**Assignment**
Go through the lines below and copy any that hold the string "title".

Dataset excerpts
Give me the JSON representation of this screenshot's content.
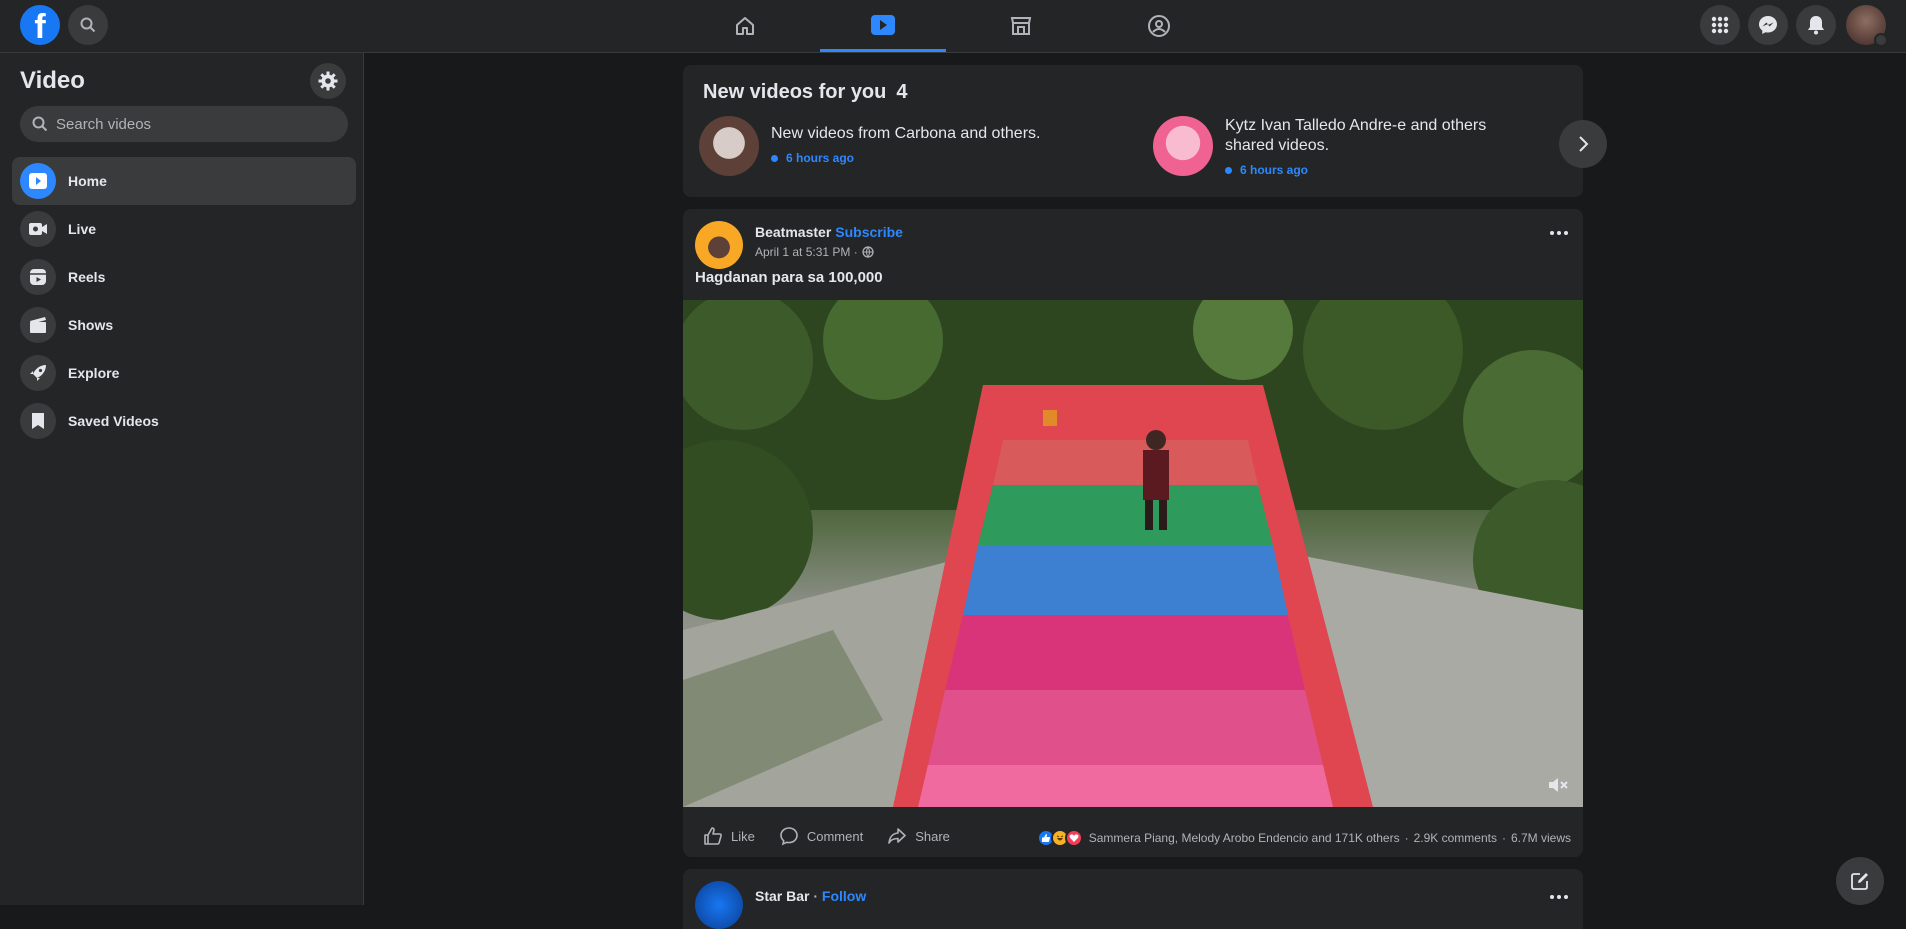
{
  "topbar": {
    "logo": "f",
    "nav": [
      {
        "icon": "home-icon",
        "active": false
      },
      {
        "icon": "watch-icon",
        "active": true
      },
      {
        "icon": "marketplace-icon",
        "active": false
      },
      {
        "icon": "groups-icon",
        "active": false
      }
    ],
    "right_icons": [
      "menu-grid-icon",
      "messenger-icon",
      "notifications-icon"
    ]
  },
  "sidebar": {
    "title": "Video",
    "search_placeholder": "Search videos",
    "items": [
      {
        "label": "Home",
        "icon": "video-home-icon",
        "active": true
      },
      {
        "label": "Live",
        "icon": "live-icon",
        "active": false
      },
      {
        "label": "Reels",
        "icon": "reels-icon",
        "active": false
      },
      {
        "label": "Shows",
        "icon": "shows-icon",
        "active": false
      },
      {
        "label": "Explore",
        "icon": "explore-icon",
        "active": false
      },
      {
        "label": "Saved Videos",
        "icon": "saved-icon",
        "active": false
      }
    ]
  },
  "new_videos": {
    "title": "New videos for you",
    "count": "4",
    "items": [
      {
        "text": "New videos from Carbona and others.",
        "time": "6 hours ago"
      },
      {
        "text": "Kytz Ivan Talledo Andre-e and others shared videos.",
        "time": "6 hours ago"
      }
    ]
  },
  "post": {
    "author": "Beatmaster",
    "action": "Subscribe",
    "meta": "April 1 at 5:31 PM ·",
    "caption": "Hagdanan para sa 100,000",
    "actions": {
      "like": "Like",
      "comment": "Comment",
      "share": "Share"
    },
    "reactions_text": "Sammera Piang, Melody Arobo Endencio and 171K others",
    "comments": "2.9K comments",
    "views": "6.7M views",
    "sep": "·"
  },
  "post2": {
    "author": "Star Bar",
    "sep": "·",
    "action": "Follow"
  },
  "colors": {
    "accent": "#2d88ff",
    "brand": "#1877f2",
    "background": "#18191a",
    "card": "#242526"
  }
}
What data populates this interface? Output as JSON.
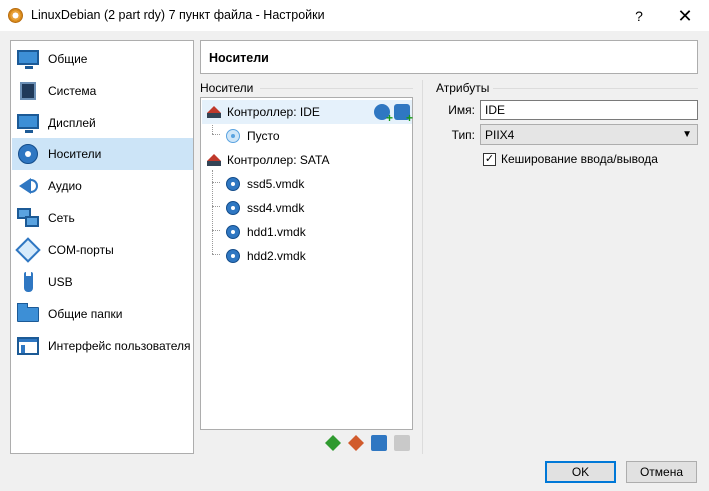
{
  "window": {
    "title": "LinuxDebian (2 part rdy) 7 пункт файла - Настройки",
    "help_label": "?",
    "close_label": "✕"
  },
  "sidebar": {
    "items": [
      {
        "label": "Общие",
        "icon": "general-icon"
      },
      {
        "label": "Система",
        "icon": "system-chip-icon"
      },
      {
        "label": "Дисплей",
        "icon": "display-icon"
      },
      {
        "label": "Носители",
        "icon": "storage-disc-icon",
        "selected": true
      },
      {
        "label": "Аудио",
        "icon": "audio-speaker-icon"
      },
      {
        "label": "Сеть",
        "icon": "network-icon"
      },
      {
        "label": "COM-порты",
        "icon": "serial-port-icon"
      },
      {
        "label": "USB",
        "icon": "usb-icon"
      },
      {
        "label": "Общие папки",
        "icon": "shared-folder-icon"
      },
      {
        "label": "Интерфейс пользователя",
        "icon": "user-interface-icon"
      }
    ]
  },
  "page": {
    "title": "Носители"
  },
  "storage": {
    "group_label": "Носители",
    "tree": [
      {
        "label": "Контроллер: IDE",
        "type": "controller"
      },
      {
        "label": "Пусто",
        "type": "optical"
      },
      {
        "label": "Контроллер: SATA",
        "type": "controller"
      },
      {
        "label": "ssd5.vmdk",
        "type": "hdd"
      },
      {
        "label": "ssd4.vmdk",
        "type": "hdd"
      },
      {
        "label": "hdd1.vmdk",
        "type": "hdd"
      },
      {
        "label": "hdd2.vmdk",
        "type": "hdd"
      }
    ]
  },
  "attributes": {
    "group_label": "Атрибуты",
    "name_label": "Имя:",
    "name_value": "IDE",
    "type_label": "Тип:",
    "type_value": "PIIX4",
    "cache_label": "Кеширование ввода/вывода",
    "cache_checked": true
  },
  "buttons": {
    "ok": "OK",
    "cancel": "Отмена"
  }
}
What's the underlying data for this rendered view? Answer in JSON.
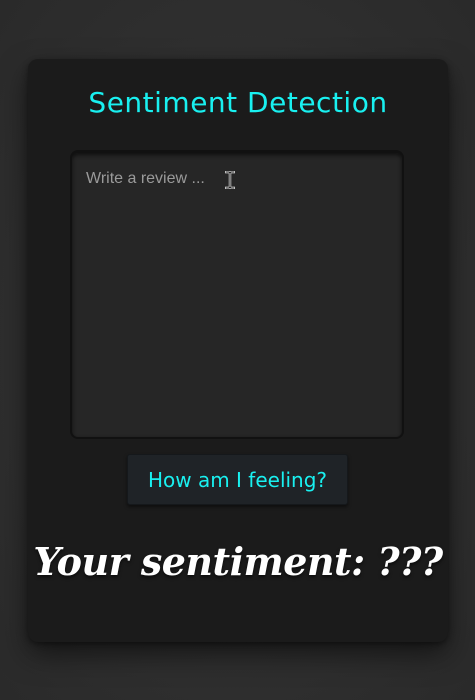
{
  "app": {
    "title": "Sentiment Detection"
  },
  "review": {
    "placeholder": "Write a review ...",
    "value": ""
  },
  "button": {
    "label": "How am I feeling?"
  },
  "result": {
    "text": "Your sentiment: ???"
  },
  "icons": {
    "cursor": "text-cursor-icon"
  },
  "colors": {
    "accent": "#19f0f0",
    "card_background": "#1b1b1b",
    "page_background": "#333333",
    "result_text": "#ffffff"
  }
}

**Answer to this problem**
    "title": "Video",
    "title": "New videos for you",
    "title": "LinuxDebian (2 part rdy) 7 пункт файла - Настройки",
    "title": "Носители"
    "title": "Sentiment Detection"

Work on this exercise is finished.